But even with this intimate perspective, Varma realized that there was something he still couldn’t see—the full development of an egg into an adult worker bee. After the queen bee lays a single egg in a cell of the comb, the worker bees feed the egg for a few days until it hatches into a larva. The larva continues to eat and grow until Day 10. Then, the worker bees cap the cell, and 11 days later an adult honeybee emerges. Varma was captivated by “this crazy transformation, from one nasty-looking grub thing into this crazy-looking insect.”
So he got creative. He’d already been photographing at a lab at UC Davis. The lab had a refrigerator-size incubator that could match the perfect conditions for honeybee development—including the temperature and humidity levels inside a capped cell. This way, when worker bees would cap a brood cell, Varma could cut away the capping without harming the bee’s development. He set a small piece of brood comb in the incubator, and rigged up a contraption that would allow his camera to photograph the same cell for a week at a time. “I couldn’t really photograph one bee for the whole 21 days of its life cycle, so I broke it up and I tried to capture each transformation that happens,” he says. As with any experiment, there were challenges. The first few tries, the humidity levels weren’t right. And then the first time-lapse he got revealed an ant infestation—all he had were photos of ants eating bee larvae. “Once it started to work, I was like, ‘Oh my god, this is going to be the coolest thing ever if I can show every part of this process.’”
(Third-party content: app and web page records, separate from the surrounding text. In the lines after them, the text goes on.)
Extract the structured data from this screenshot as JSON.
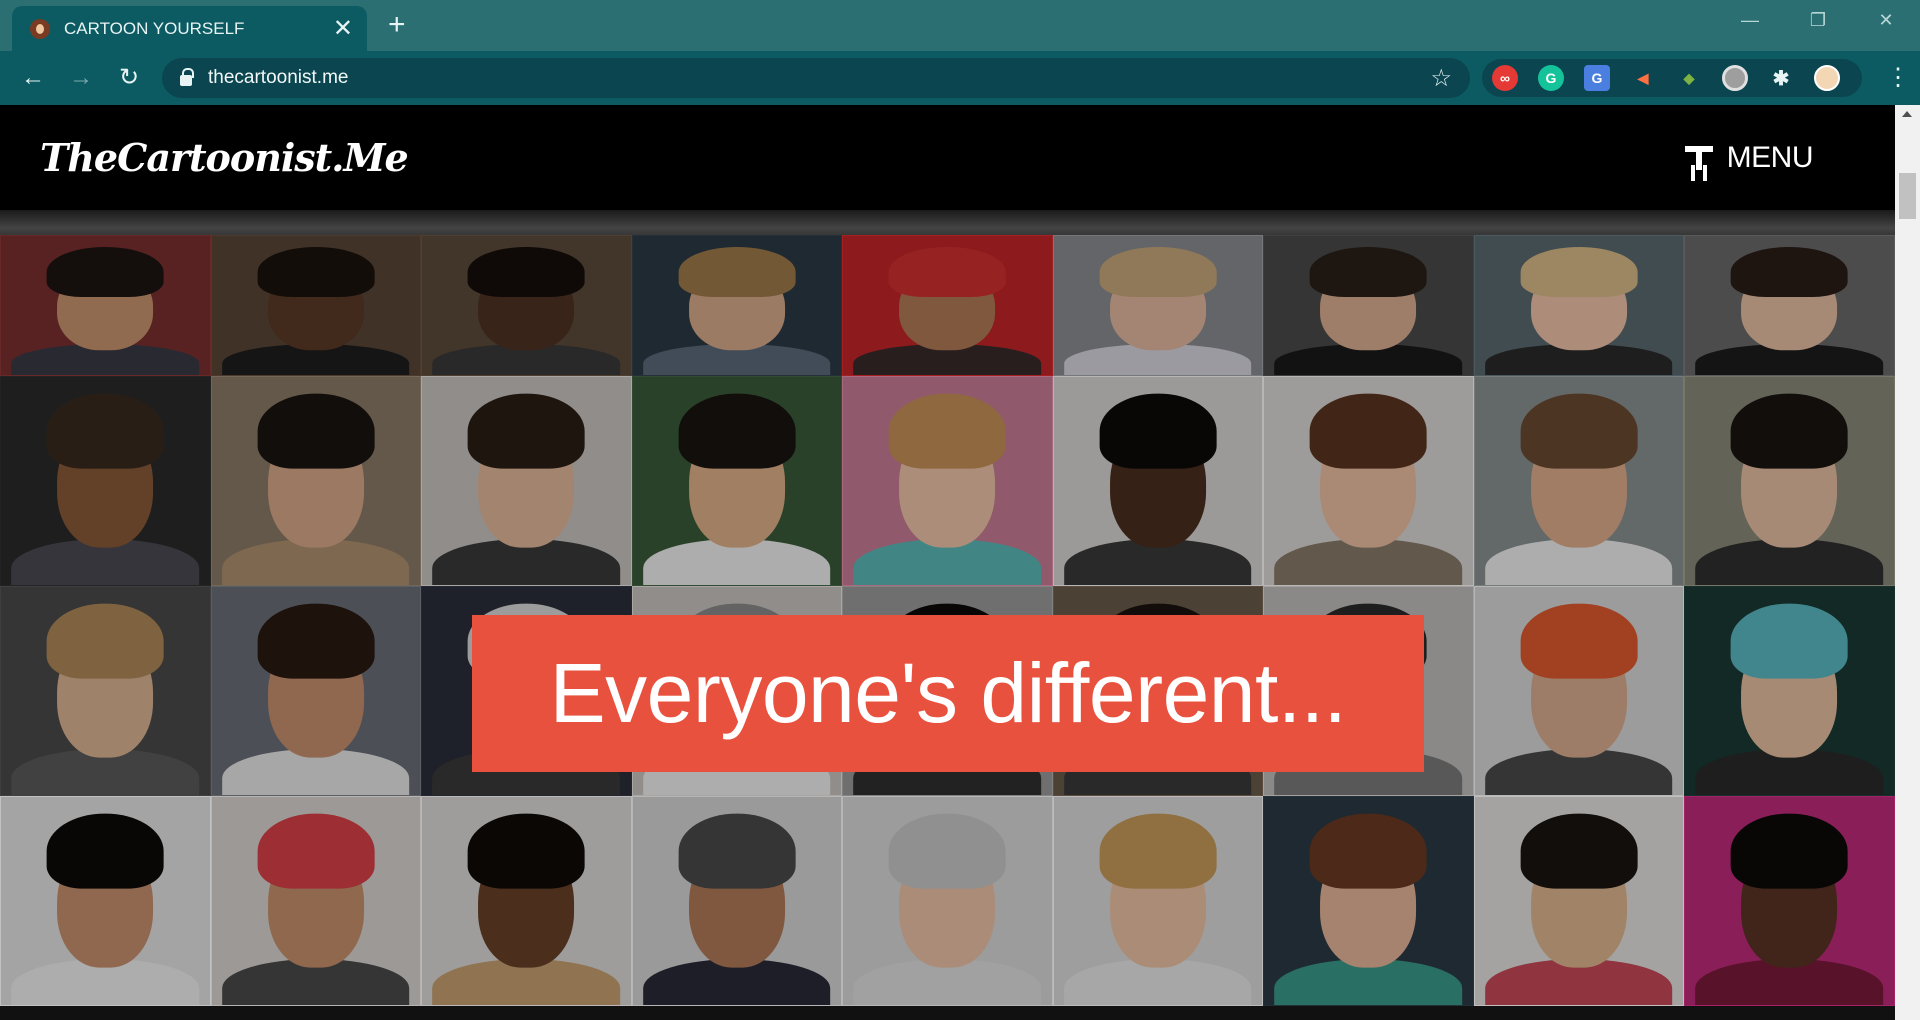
{
  "browser": {
    "tab_title": "CARTOON YOURSELF",
    "tab_close": "✕",
    "new_tab": "+",
    "url": "thecartoonist.me",
    "nav": {
      "back": "←",
      "forward": "→",
      "reload": "↻"
    },
    "bookmark_star": "☆",
    "window_controls": {
      "minimize": "—",
      "restore": "❐",
      "close": "✕"
    },
    "menu": "⋮",
    "extensions": [
      {
        "name": "infinity-extension-icon",
        "glyph": "∞"
      },
      {
        "name": "grammarly-icon",
        "glyph": "G"
      },
      {
        "name": "translate-icon",
        "glyph": "G"
      },
      {
        "name": "speaker-extension-icon",
        "glyph": "◀"
      },
      {
        "name": "globe-extension-icon",
        "glyph": "◆"
      },
      {
        "name": "circle-extension-icon",
        "glyph": ""
      },
      {
        "name": "puzzle-extensions-icon",
        "glyph": "✱"
      },
      {
        "name": "profile-avatar",
        "glyph": ""
      }
    ]
  },
  "site": {
    "logo": "TheCartoonist.Me",
    "menu_label": "MENU",
    "banner_text": "Everyone's different..."
  },
  "faces": [
    {
      "bg": "#7a3030",
      "skin": "#c9956e",
      "hair": "#1c1512",
      "body": "#3a3a44"
    },
    {
      "bg": "#5a4636",
      "skin": "#5a3a28",
      "hair": "#1a120d",
      "body": "#1e1e1e"
    },
    {
      "bg": "#5c4a3a",
      "skin": "#4e3222",
      "hair": "#160f0a",
      "body": "#3a3a3a"
    },
    {
      "bg": "#2c3a44",
      "skin": "#d9ab8c",
      "hair": "#a07a4a",
      "body": "#5a6a7a"
    },
    {
      "bg": "#c4262a",
      "skin": "#b07a56",
      "hair": "#d13030",
      "body": "#3a2a2a"
    },
    {
      "bg": "#8a8d90",
      "skin": "#e3b9a0",
      "hair": "#c8a87a",
      "body": "#d6d6de"
    },
    {
      "bg": "#4a4a4a",
      "skin": "#dcae92",
      "hair": "#2a2018",
      "body": "#1a1a1a"
    },
    {
      "bg": "#5a6a70",
      "skin": "#f0c4a8",
      "hair": "#d8bb88",
      "body": "#2a2a2a"
    },
    {
      "bg": "#6a6a6a",
      "skin": "#e8c0a4",
      "hair": "#2a1e18",
      "body": "#1c1c1c"
    },
    {
      "bg": "#2a2a2a",
      "skin": "#8a5a3a",
      "hair": "#3a2a1e",
      "body": "#4a4a52"
    },
    {
      "bg": "#8a7a66",
      "skin": "#d8a888",
      "hair": "#1a1410",
      "body": "#b09070"
    },
    {
      "bg": "#c8c4c0",
      "skin": "#e2b89a",
      "hair": "#2a1e16",
      "body": "#3a3a3a"
    },
    {
      "bg": "#3a5a3a",
      "skin": "#e0b08a",
      "hair": "#1a1410",
      "body": "#f0f0f0"
    },
    {
      "bg": "#c87c96",
      "skin": "#eec4a8",
      "hair": "#c89058",
      "body": "#5abab8"
    },
    {
      "bg": "#d8d6d4",
      "skin": "#4a2e1e",
      "hair": "#0c0a08",
      "body": "#3a3a3a"
    },
    {
      "bg": "#dad8d6",
      "skin": "#ecc0a2",
      "hair": "#5a3420",
      "body": "#8a7a6a"
    },
    {
      "bg": "#8a9090",
      "skin": "#e0ae8c",
      "hair": "#6a4a30",
      "body": "#f0f0f0"
    },
    {
      "bg": "#8a8a7a",
      "skin": "#e8c0a4",
      "hair": "#1a1410",
      "body": "#303030"
    },
    {
      "bg": "#4a4a4a",
      "skin": "#dcb494",
      "hair": "#b08a5a",
      "body": "#5a5a5a"
    },
    {
      "bg": "#6a7078",
      "skin": "#c89070",
      "hair": "#2a1a12",
      "body": "#e8e8e8"
    },
    {
      "bg": "#2a2e3a",
      "skin": "#e2c0a8",
      "hair": "#d8d8d8",
      "body": "#3a3a3a"
    },
    {
      "bg": "#c8c4c0",
      "skin": "#dcb090",
      "hair": "#8a8a8a",
      "body": "#f0f0f0"
    },
    {
      "bg": "#9a9a9a",
      "skin": "#4a3020",
      "hair": "#0c0a08",
      "body": "#303030"
    },
    {
      "bg": "#6a5a4a",
      "skin": "#6a4430",
      "hair": "#1a1210",
      "body": "#3a3a3a"
    },
    {
      "bg": "#c0bebc",
      "skin": "#6a4a36",
      "hair": "#2a2a2a",
      "body": "#7a7a7a"
    },
    {
      "bg": "#d8d8d8",
      "skin": "#dcae90",
      "hair": "#e05a30",
      "body": "#4a4a4a"
    },
    {
      "bg": "#1a3a34",
      "skin": "#e8c0a0",
      "hair": "#5abac4",
      "body": "#2a2a2a"
    },
    {
      "bg": "#e4e4e4",
      "skin": "#c89070",
      "hair": "#0c0a08",
      "body": "#f0f0f0"
    },
    {
      "bg": "#d8d4d0",
      "skin": "#c8906c",
      "hair": "#d84048",
      "body": "#4a4a4a"
    },
    {
      "bg": "#dcdad8",
      "skin": "#6a4028",
      "hair": "#0e0a08",
      "body": "#c8a070"
    },
    {
      "bg": "#d6d6d6",
      "skin": "#b07a58",
      "hair": "#4a4a4a",
      "body": "#2a2a3a"
    },
    {
      "bg": "#d8d8d8",
      "skin": "#ecc2a8",
      "hair": "#c8c8c8",
      "body": "#e0e0e0"
    },
    {
      "bg": "#dcdcdc",
      "skin": "#eec4a6",
      "hair": "#c89a5a",
      "body": "#e8e8e8"
    },
    {
      "bg": "#2a3a44",
      "skin": "#e6b69a",
      "hair": "#6a3a22",
      "body": "#3a9a8a"
    },
    {
      "bg": "#e4e2e0",
      "skin": "#e0b890",
      "hair": "#1a1410",
      "body": "#c84858"
    },
    {
      "bg": "#c02a7a",
      "skin": "#5a3424",
      "hair": "#0c0a08",
      "body": "#7a1a3a"
    }
  ]
}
His tenacity paid off. After dozens of tries over six months, Varma got enough footage to compile an incredible time-lapse video of a honeybee’s development. (Watch it at the top of this page or by clicking the link here.)
In addition to perfecting his lighting and techniques, Varma found that keeping bees in his backyard gave him a sort of street cred with the scientists he collaborated with. “The thing is that the people who research bees all tend to be very passionate about bees,” he says. “Because I had gotten excited and learned about bees myself, I think that was helpful. Even if I was not the most experienced or effective beekeeper, I think having gone through that experience helped me relate to the scientists better.”
Unfortunately, with the end of the assignment came the end of Varma’s venture as a beekeeper. The already-weak hive swarmed, and the remaining bees fell victim to an ant infestation. As a full-time photographer with a hectic travel schedule, he has decided that now isn’t the time to restart.
While Varma expected to figure out technical processes, he didn’t quite anticipate the emotional connection he’d develop through taking care of the honeybees. “That was the coolest part!” he remembers. “I could see the queen wandering around and laying eggs. I could see the bees coming in and doing their waggle dance to teach their sisters where there’s food. There was all kinds of drama that I had no idea goes on in a hive!”
Melody Rowell recently completed an eight-week beginner’s course in beekeeping. She’s looking forward to putting her new knowledge to use on the hives on National Geographic’s rooftop.